After his younger brother failed to find success in a hot dog business next door, followed by a failed crepe store in the same location, about six years ago Salsedo opened Vincenzo’s Pizza.
Sag Harbor village has traditionally been a close knit community protective of its longtime local businesses. Salsedo felt the wrath of opening a competing pizza place to longtime village staple, Coca D’oro.
“I got a lot of heat in the beginning from the locals,” he remembered. “But after awhile, I got my feet on the ground, and a lot of people came to like my pizza. It did take a while though.”
Salsedo’s first true obstacles lay mostly with the Village of Sag Harbor, he remembered, who would not allow him to have seating in the pizza place. The village was so strict, Salsedo said he was fined for having a few stools for patrons along the small counter in the pizza place, which was not much larger than a small bedroom.

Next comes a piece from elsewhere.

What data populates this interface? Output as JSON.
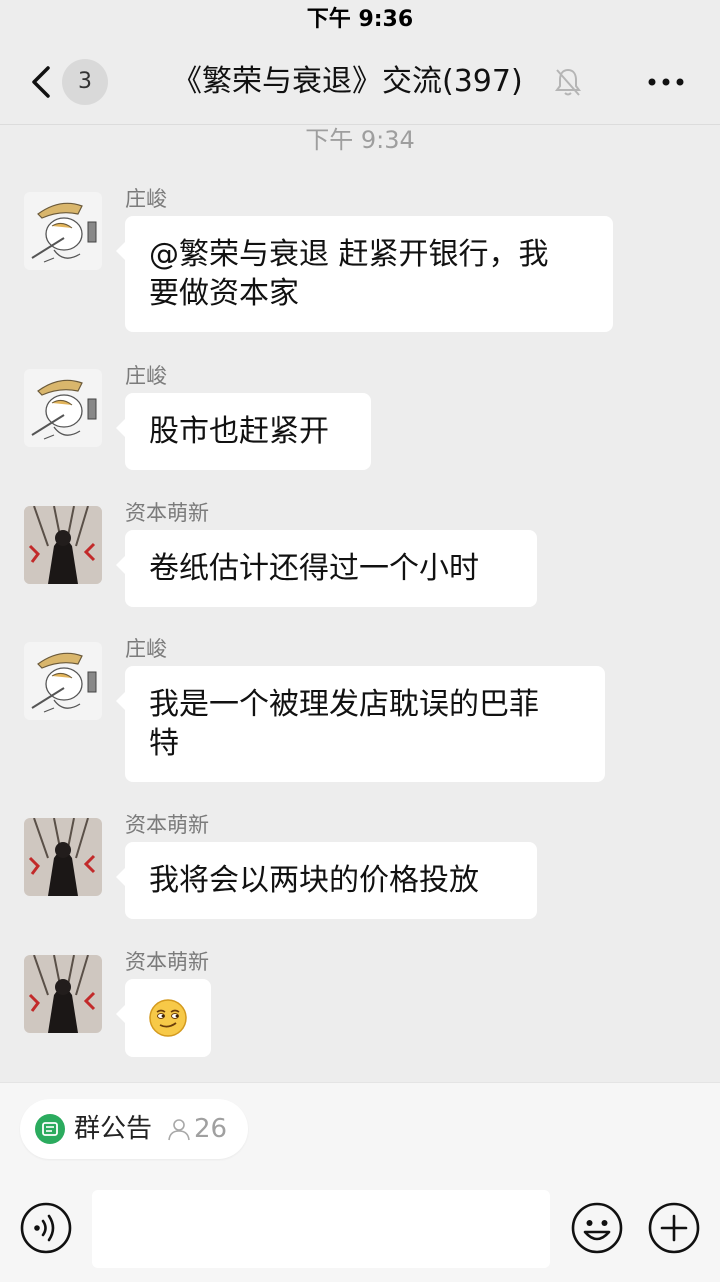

“They should have stood behind small businesses like blind justice,” said Salsedo. “We are working very hard to pay exorbitant rents in what is a seasonal economy. It is a beautiful, unique area, and I am so grateful to our customers — I thank them still — but come the winter it could be very difficult. Over 14 years, I watched a lot of small businesses come and go in Sag Harbor.”
Salsedo said that as time went on it became clear that unless you owned the building your business was in, operating a small business in Sag Harbor was going to be an uphill battle.
The 7 Main Street building, which includes the neighboring cleaners space (now for rent), Provisions and the former Style Bar is owned by the limited liability corporation Sag Harbor Pooh LLC, managed by Manhattan Skyline Management. Sag Harbor Pooh LLC is registered to Manhattan real estate developer Donald Zucker, who has several real estate properties in Sag Harbor, as well as East Hampton.
“It’s the landlords that are creating a rent explosion in Sag Harbor, and you can’t really blame them, they want to make their money too, but it makes it hard to do business,” said Salsedo. His last lease with Sag Harbor Pooh LLC was for $8,000 a month to run both the ice cream club and Vincenzo’s Pizza.
“When you are selling things for $2.75 an item, it’s hard to make a living,” added Salsedo.
Rent increases, he said, were gradual, but over time became impossible.
“You have to give people credit who stick it out and sit in there seven days a week, because you are married to the place in this kind of situation,” said Salsedo. “I was watching my kids grow up so fast and I always was at the store. I couldn’t go anywhere.”
Salsedo is grateful he was able to sell the lease on the business, cash out and move on, possibly to another food business after he takes the summer off and focuses on his family.
“I feel extremely fortunate,” he said. “I needed to start enjoying my life and my kids are getting older. This person who bought the store loves the store, is nice and the landlord approves of her. I hear she is going to renovate the place.”
That person is Livia Hegner, originally from Switzerland, who with the help of private chef Marianne Farrell, will open a store named Pepalejefa this summer.
The child of a diplomat, Hegner has traveled the world and cooked on several continents, with her professional life focused on hotel management, hospitality, arts and culture and culinary pursuits. Still working on her menu with Farrell and the overall concept of what will be a gourmet food shop offering to-go items for lunch and dinner, Hegner said she hopes to bring a European flavor to Pepalejefa with a modern twist.
“I just love coming here and going to the farm stands and fish shops and butchers,” said Hegner who has visited the East End regularly for 25 years and recently has moved to the village.
She said she hopes to use local products in the shop’s cuisine and that she was drawn to the village for its small town feel.
“I think one of the reasons I like Sag Harbor better than, let’s say East Hampton, is it is much more charming,” she said in an interview last week. “I love the fact that you can have Tiffany’s and Ralph Lauren in East Hampton, but that it is not in the community I have my shop.”